As the events continue to unfold in Israel and Gaza, we will remember to hold in our hearts and prayers, those impacted by the attacks over the weekend and by the ongoing violence in the region. Your children may hear information or see unsettling images on the news and/or through social media channels. Any high-profile act of mass violence can confuse and frighten children and youth, and they will look to adults for information and guidance. Therefore, we are providing resources should you wish to speak to the children and youth you care about and explain the current events taking place.

We must also take the time to recognize that these attacks coincide with increasing antisemitism and Islamophobia throughout the world. We must be intentional about maintaining open minds and open hearts to see all members of our community through eyes of acceptance. Additionally, we must remain vigilant in standing together against acts and messages of hate towards the affected communities at a time when they need our compassion most.

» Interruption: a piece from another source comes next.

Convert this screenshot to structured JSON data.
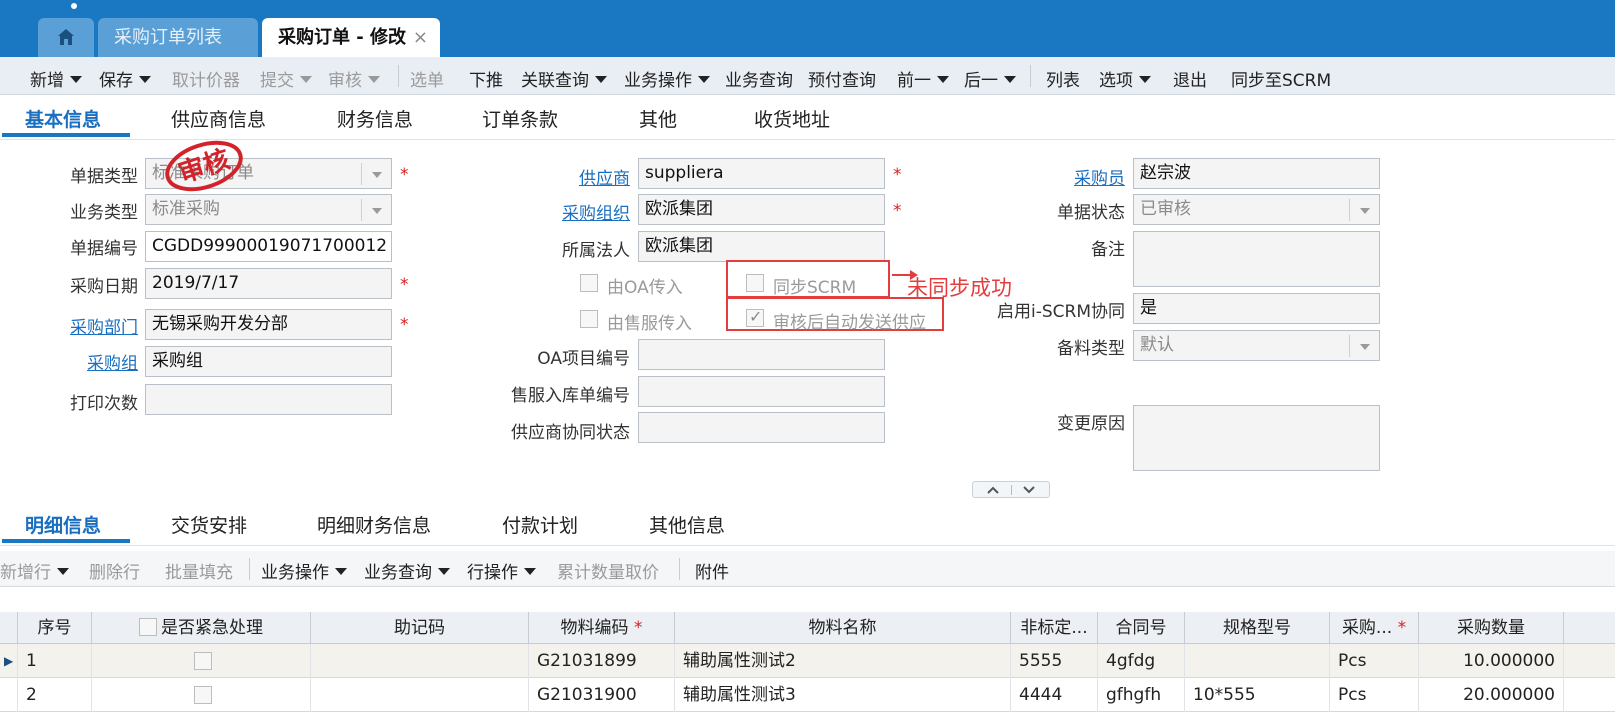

Here are a few suggestions to consider when speaking with children and youth about distressing world events:

  1. Reassure children and youth that they are safe; remind them that you and other adults are there to protect them. Remain calm, as adult reactions will set the tone for them.
  2. Validate their feelings; explain that all feelings are okay and let children and youth talk about their feelings and help put them into perspective.
  3. Make time to talk; let the questions of children and youth be your guide as to how much information to provide. 
  4. Keep your explanations developmentally appropriate.
  5. Observe children’s emotional state and look for changes in behaviour, appetite, and sleep patterns. Seek out support if needed.
  6. Limit exposure to graphic or disturbing media images and messaging as this can cause anxiety or confusion.
  7. Try to maintain routines to increase a sense of predictability.
  8. Try to establish family time or class time that provides a positive distraction; work together, play together, laugh together, pray together.
  9. Remember to reflect on your own emotional responses and model positive ways of coping with fear, sadness, and worry. 
  10. And finally, ask for help if you need it. You don’t have to face this experience alone.

Some students, families, and staff may need extra support in the days and weeks ahead. Below are some resources that you may find useful. Parents/guardians/caregivers and students are encouraged to reach out to the school team if they need further direction or have questions.

Supports Available:

On October 8, Pope Francis wrote: “I express my closeness to the families and the victims… Let us pray that there will be peace in Israel and in Palestine.” As a Catholic community of learners, we will continue to provide inclusive and supportive environments for our students and educate them against hate in all forms.